··· PROVIDED RECORDS
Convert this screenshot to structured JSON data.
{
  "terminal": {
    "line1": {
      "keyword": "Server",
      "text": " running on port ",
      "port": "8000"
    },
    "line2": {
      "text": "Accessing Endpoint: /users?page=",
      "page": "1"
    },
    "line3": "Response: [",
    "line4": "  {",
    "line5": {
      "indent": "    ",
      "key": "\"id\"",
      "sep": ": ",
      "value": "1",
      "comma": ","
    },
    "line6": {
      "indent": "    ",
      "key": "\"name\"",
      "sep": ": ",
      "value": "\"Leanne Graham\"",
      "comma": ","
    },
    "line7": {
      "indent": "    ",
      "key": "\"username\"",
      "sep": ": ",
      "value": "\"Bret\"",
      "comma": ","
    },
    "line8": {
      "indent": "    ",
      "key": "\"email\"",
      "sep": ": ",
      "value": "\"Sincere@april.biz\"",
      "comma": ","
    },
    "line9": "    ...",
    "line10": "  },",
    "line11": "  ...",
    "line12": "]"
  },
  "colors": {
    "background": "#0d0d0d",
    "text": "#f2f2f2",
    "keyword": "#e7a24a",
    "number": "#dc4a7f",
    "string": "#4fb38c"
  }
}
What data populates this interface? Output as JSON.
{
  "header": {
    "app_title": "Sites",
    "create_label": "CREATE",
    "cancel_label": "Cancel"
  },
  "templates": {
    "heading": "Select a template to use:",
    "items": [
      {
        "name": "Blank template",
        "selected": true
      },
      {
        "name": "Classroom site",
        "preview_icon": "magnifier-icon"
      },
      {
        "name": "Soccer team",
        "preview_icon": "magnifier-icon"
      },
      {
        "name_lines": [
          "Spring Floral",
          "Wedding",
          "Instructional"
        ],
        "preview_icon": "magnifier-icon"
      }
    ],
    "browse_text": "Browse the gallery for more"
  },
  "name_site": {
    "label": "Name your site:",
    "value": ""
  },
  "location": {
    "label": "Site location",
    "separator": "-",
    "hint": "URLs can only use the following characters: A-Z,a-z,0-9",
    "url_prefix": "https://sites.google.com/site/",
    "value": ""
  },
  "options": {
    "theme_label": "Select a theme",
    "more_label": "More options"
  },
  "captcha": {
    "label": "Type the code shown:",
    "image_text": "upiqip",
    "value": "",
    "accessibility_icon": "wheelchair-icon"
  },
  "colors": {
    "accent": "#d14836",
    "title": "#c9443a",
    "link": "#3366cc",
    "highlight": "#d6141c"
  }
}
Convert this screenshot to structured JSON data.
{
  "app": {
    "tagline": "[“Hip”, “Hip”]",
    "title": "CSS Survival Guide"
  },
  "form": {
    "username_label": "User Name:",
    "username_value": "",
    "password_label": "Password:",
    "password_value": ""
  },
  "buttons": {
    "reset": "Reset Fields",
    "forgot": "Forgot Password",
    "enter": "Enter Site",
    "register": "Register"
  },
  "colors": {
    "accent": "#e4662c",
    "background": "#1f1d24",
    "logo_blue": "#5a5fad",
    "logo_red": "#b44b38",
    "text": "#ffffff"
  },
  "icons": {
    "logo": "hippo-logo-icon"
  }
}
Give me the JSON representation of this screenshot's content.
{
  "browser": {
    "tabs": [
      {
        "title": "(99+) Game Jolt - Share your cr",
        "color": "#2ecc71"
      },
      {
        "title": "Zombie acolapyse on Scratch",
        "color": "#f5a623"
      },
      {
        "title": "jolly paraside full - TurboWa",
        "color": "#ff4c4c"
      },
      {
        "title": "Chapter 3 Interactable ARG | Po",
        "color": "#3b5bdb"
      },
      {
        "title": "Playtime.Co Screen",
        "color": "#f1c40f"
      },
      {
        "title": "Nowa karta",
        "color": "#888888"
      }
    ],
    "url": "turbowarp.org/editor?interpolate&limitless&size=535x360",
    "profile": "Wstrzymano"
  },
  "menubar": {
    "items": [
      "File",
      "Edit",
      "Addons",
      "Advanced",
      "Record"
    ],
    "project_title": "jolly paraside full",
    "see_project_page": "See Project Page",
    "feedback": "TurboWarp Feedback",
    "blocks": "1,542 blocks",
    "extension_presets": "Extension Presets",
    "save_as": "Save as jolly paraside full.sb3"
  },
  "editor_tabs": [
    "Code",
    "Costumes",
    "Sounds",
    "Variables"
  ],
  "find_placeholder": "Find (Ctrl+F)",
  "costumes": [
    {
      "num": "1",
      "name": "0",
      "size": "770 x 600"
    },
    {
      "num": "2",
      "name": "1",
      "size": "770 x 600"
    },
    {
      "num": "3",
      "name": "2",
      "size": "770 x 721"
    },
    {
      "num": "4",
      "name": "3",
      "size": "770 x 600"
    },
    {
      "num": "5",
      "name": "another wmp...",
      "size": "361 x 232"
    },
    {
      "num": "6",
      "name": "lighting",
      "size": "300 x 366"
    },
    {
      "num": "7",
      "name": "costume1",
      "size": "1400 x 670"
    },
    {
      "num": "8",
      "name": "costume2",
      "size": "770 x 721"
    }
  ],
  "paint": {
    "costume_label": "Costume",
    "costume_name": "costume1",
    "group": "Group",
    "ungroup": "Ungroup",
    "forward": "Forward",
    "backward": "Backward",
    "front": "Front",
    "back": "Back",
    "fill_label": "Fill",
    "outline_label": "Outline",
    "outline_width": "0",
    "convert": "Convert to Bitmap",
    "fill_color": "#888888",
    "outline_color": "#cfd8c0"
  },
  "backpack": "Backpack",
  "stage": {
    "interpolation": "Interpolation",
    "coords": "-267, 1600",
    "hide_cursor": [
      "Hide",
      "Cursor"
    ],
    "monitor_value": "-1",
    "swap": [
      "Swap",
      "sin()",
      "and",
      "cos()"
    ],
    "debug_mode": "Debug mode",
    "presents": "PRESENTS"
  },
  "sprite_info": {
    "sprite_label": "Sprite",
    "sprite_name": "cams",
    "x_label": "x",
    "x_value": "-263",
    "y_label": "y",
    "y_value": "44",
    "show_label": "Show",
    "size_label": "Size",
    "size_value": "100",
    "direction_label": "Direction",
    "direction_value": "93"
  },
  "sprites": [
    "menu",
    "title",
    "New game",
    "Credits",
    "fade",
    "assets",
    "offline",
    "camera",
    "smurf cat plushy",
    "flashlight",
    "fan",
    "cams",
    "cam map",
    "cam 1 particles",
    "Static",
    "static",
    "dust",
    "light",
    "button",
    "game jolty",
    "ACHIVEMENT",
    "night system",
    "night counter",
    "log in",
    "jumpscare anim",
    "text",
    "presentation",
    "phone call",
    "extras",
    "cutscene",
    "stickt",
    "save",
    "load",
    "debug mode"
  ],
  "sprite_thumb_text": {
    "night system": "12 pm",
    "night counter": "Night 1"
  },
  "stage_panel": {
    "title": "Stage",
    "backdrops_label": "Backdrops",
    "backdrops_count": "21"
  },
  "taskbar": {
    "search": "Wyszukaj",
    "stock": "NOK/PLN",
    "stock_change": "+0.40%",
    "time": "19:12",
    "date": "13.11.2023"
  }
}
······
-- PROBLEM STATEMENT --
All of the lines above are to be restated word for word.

-- EXERCISE RESULT --
Convert this screenshot to structured JSON data.
{
  "terminal": {
    "line1": {
      "keyword": "Server",
      "text": " running on port ",
      "port": "8000"
    },
    "line2": {
      "text": "Accessing Endpoint: /users?page=",
      "page": "1"
    },
    "line3": "Response: [",
    "line4": "  {",
    "line5": {
      "indent": "    ",
      "key": "\"id\"",
      "sep": ": ",
      "value": "1",
      "comma": ","
    },
    "line6": {
      "indent": "    ",
      "key": "\"name\"",
      "sep": ": ",
      "value": "\"Leanne Graham\"",
      "comma": ","
    },
    "line7": {
      "indent": "    ",
      "key": "\"username\"",
      "sep": ": ",
      "value": "\"Bret\"",
      "comma": ","
    },
    "line8": {
      "indent": "    ",
      "key": "\"email\"",
      "sep": ": ",
      "value": "\"Sincere@april.biz\"",
      "comma": ","
    },
    "line9": "    ...",
    "line10": "  },",
    "line11": "  ...",
    "line12": "]"
  },
  "colors": {
    "background": "#0d0d0d",
    "text": "#f2f2f2",
    "keyword": "#e7a24a",
    "number": "#dc4a7f",
    "string": "#4fb38c"
  }
}
What data populates this interface? Output as JSON.
{
  "header": {
    "app_title": "Sites",
    "create_label": "CREATE",
    "cancel_label": "Cancel"
  },
  "templates": {
    "heading": "Select a template to use:",
    "items": [
      {
        "name": "Blank template",
        "selected": true
      },
      {
        "name": "Classroom site",
        "preview_icon": "magnifier-icon"
      },
      {
        "name": "Soccer team",
        "preview_icon": "magnifier-icon"
      },
      {
        "name_lines": [
          "Spring Floral",
          "Wedding",
          "Instructional"
        ],
        "preview_icon": "magnifier-icon"
      }
    ],
    "browse_text": "Browse the gallery for more"
  },
  "name_site": {
    "label": "Name your site:",
    "value": ""
  },
  "location": {
    "label": "Site location",
    "separator": "-",
    "hint": "URLs can only use the following characters: A-Z,a-z,0-9",
    "url_prefix": "https://sites.google.com/site/",
    "value": ""
  },
  "options": {
    "theme_label": "Select a theme",
    "more_label": "More options"
  },
  "captcha": {
    "label": "Type the code shown:",
    "image_text": "upiqip",
    "value": "",
    "accessibility_icon": "wheelchair-icon"
  },
  "colors": {
    "accent": "#d14836",
    "title": "#c9443a",
    "link": "#3366cc",
    "highlight": "#d6141c"
  }
}
Convert this screenshot to structured JSON data.
{
  "app": {
    "tagline": "[“Hip”, “Hip”]",
    "title": "CSS Survival Guide"
  },
  "form": {
    "username_label": "User Name:",
    "username_value": "",
    "password_label": "Password:",
    "password_value": ""
  },
  "buttons": {
    "reset": "Reset Fields",
    "forgot": "Forgot Password",
    "enter": "Enter Site",
    "register": "Register"
  },
  "colors": {
    "accent": "#e4662c",
    "background": "#1f1d24",
    "logo_blue": "#5a5fad",
    "logo_red": "#b44b38",
    "text": "#ffffff"
  },
  "icons": {
    "logo": "hippo-logo-icon"
  }
}
Give me the JSON representation of this screenshot's content.
{
  "browser": {
    "tabs": [
      {
        "title": "(99+) Game Jolt - Share your cr",
        "color": "#2ecc71"
      },
      {
        "title": "Zombie acolapyse on Scratch",
        "color": "#f5a623"
      },
      {
        "title": "jolly paraside full - TurboWa",
        "color": "#ff4c4c"
      },
      {
        "title": "Chapter 3 Interactable ARG | Po",
        "color": "#3b5bdb"
      },
      {
        "title": "Playtime.Co Screen",
        "color": "#f1c40f"
      },
      {
        "title": "Nowa karta",
        "color": "#888888"
      }
    ],
    "url": "turbowarp.org/editor?interpolate&limitless&size=535x360",
    "profile": "Wstrzymano"
  },
  "menubar": {
    "items": [
      "File",
      "Edit",
      "Addons",
      "Advanced",
      "Record"
    ],
    "project_title": "jolly paraside full",
    "see_project_page": "See Project Page",
    "feedback": "TurboWarp Feedback",
    "blocks": "1,542 blocks",
    "extension_presets": "Extension Presets",
    "save_as": "Save as jolly paraside full.sb3"
  },
  "editor_tabs": [
    "Code",
    "Costumes",
    "Sounds",
    "Variables"
  ],
  "find_placeholder": "Find (Ctrl+F)",
  "costumes": [
    {
      "num": "1",
      "name": "0",
      "size": "770 x 600"
    },
    {
      "num": "2",
      "name": "1",
      "size": "770 x 600"
    },
    {
      "num": "3",
      "name": "2",
      "size": "770 x 721"
    },
    {
      "num": "4",
      "name": "3",
      "size": "770 x 600"
    },
    {
      "num": "5",
      "name": "another wmp...",
      "size": "361 x 232"
    },
    {
      "num": "6",
      "name": "lighting",
      "size": "300 x 366"
    },
    {
      "num": "7",
      "name": "costume1",
      "size": "1400 x 670"
    },
    {
      "num": "8",
      "name": "costume2",
      "size": "770 x 721"
    }
  ],
  "paint": {
    "costume_label": "Costume",
    "costume_name": "costume1",
    "group": "Group",
    "ungroup": "Ungroup",
    "forward": "Forward",
    "backward": "Backward",
    "front": "Front",
    "back": "Back",
    "fill_label": "Fill",
    "outline_label": "Outline",
    "outline_width": "0",
    "convert": "Convert to Bitmap",
    "fill_color": "#888888",
    "outline_color": "#cfd8c0"
  },
  "backpack": "Backpack",
  "stage": {
    "interpolation": "Interpolation",
    "coords": "-267, 1600",
    "hide_cursor": [
      "Hide",
      "Cursor"
    ],
    "monitor_value": "-1",
    "swap": [
      "Swap",
      "sin()",
      "and",
      "cos()"
    ],
    "debug_mode": "Debug mode",
    "presents": "PRESENTS"
  },
  "sprite_info": {
    "sprite_label": "Sprite",
    "sprite_name": "cams",
    "x_label": "x",
    "x_value": "-263",
    "y_label": "y",
    "y_value": "44",
    "show_label": "Show",
    "size_label": "Size",
    "size_value": "100",
    "direction_label": "Direction",
    "direction_value": "93"
  },
  "sprites": [
    "menu",
    "title",
    "New game",
    "Credits",
    "fade",
    "assets",
    "offline",
    "camera",
    "smurf cat plushy",
    "flashlight",
    "fan",
    "cams",
    "cam map",
    "cam 1 particles",
    "Static",
    "static",
    "dust",
    "light",
    "button",
    "game jolty",
    "ACHIVEMENT",
    "night system",
    "night counter",
    "log in",
    "jumpscare anim",
    "text",
    "presentation",
    "phone call",
    "extras",
    "cutscene",
    "stickt",
    "save",
    "load",
    "debug mode"
  ],
  "sprite_thumb_text": {
    "night system": "12 pm",
    "night counter": "Night 1"
  },
  "stage_panel": {
    "title": "Stage",
    "backdrops_label": "Backdrops",
    "backdrops_count": "21"
  },
  "taskbar": {
    "search": "Wyszukaj",
    "stock": "NOK/PLN",
    "stock_change": "+0.40%",
    "time": "19:12",
    "date": "13.11.2023"
  }
}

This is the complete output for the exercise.